Posted By July 11, 2011 | 3:09 pm | Local
The Catholic Free Press wins general excellence award

The Catholic Free Press was honored by the Catholic Press Association for general excellence at the 2011 Catholic Media Convention in Pittsburgh last week. The convention is a joint conference of the Catholic Press Association and the Catholic Academy of Communication Arts Professionals.

The Worcester Diocese’s weekly newspaper received a second place award for general excellence in the diocesan newspaper with circulation of up to 17,000 category. Judges commented that the newspaper was “newsy” with a lot of local content. They said it also had “a strong community feel.”

Executive Editor Margaret M. Russell said, “We have always seen the importance and value of local news and do our best to put it in the context of the larger Church. Our small staff makes every effort to engage the community and it is good to be recognized for our success.”

First place in the category went to the Catholic Northwest Progress of Seattle, Wash. It too was lauded for its local content and role in the community.

The Tennessee Register, Nashville, was given the top general excellence award in the 17,001-40,000 circulation category; The Catholic Transcript, Archdiocese of Hartford, won in the over 40,000 circulation category; and the National Catholic Reporter, Kansas City, Mo., was honored in the national newspaper category.

The Catholic Free Press also won a second place award for best front page in the broadsheet category.
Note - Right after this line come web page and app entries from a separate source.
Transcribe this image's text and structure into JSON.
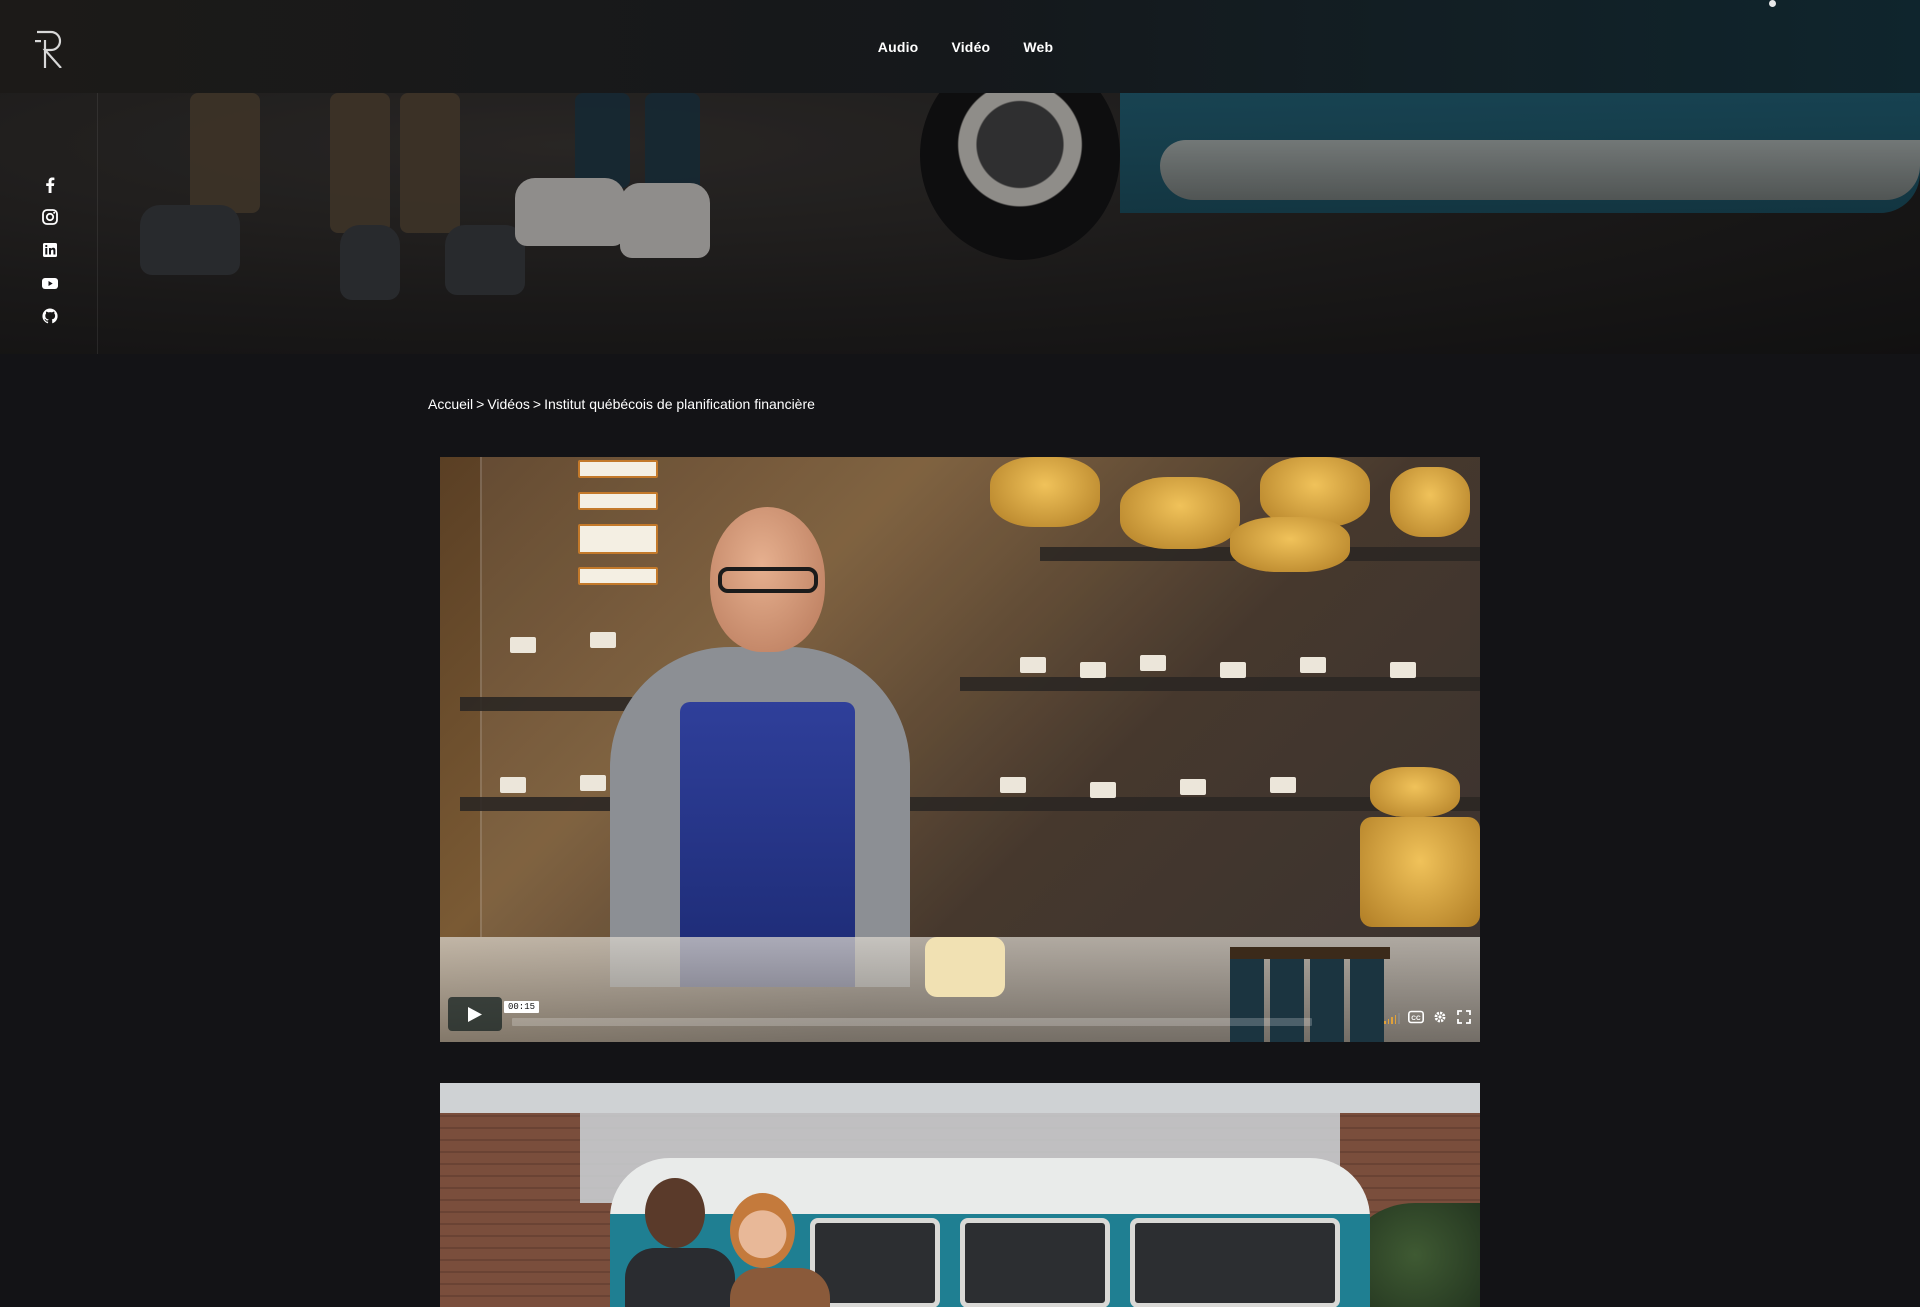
{
  "nav": {
    "items": [
      {
        "label": "Audio"
      },
      {
        "label": "Vidéo"
      },
      {
        "label": "Web"
      }
    ]
  },
  "social": [
    {
      "icon": "facebook-icon"
    },
    {
      "icon": "instagram-icon"
    },
    {
      "icon": "linkedin-icon"
    },
    {
      "icon": "youtube-icon"
    },
    {
      "icon": "github-icon"
    }
  ],
  "breadcrumb": {
    "home": "Accueil",
    "separator": ">",
    "section": "Vidéos",
    "current": "Institut québécois de planification financière"
  },
  "player": {
    "time": "00:15",
    "icons": [
      "play-icon",
      "volume-icon",
      "captions-icon",
      "settings-icon",
      "fullscreen-icon"
    ]
  },
  "colors": {
    "background": "#131316",
    "accent_volume": "#e0a23a",
    "text": "#ffffff"
  }
}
The Pittsburgh Catholic took first place in the category.

During a panel discussion June 23 at the convention, Pittsburgh Bishop David A. Zubik said Catholic newspapers and magazines continue to be the best way to reach people in the pews.

“There has been no greater and more consistent success in Catholic communications in the United States than through the use of print,” the bishop said.

He cited figures from the Catholic Press Association’s official directory, which showed that Catholic newspapers and magazines in the United States and Canada reach almost 13 million households.

“That is an extraordinary number and that is still going on today,” said Bishop Zubik. “We can and we must use every means of social communications available to us today: television, radio, Twitter, Facebook, Skype and whatever has evolved since you and I began our meeting this morning. But I believe that it is incumbent on us as bishops and on us as church to maintain a vital Catholic print presence.”


Marge Russell
The Catholic Free Press
51 Elm St.
Worcester, Ma 01609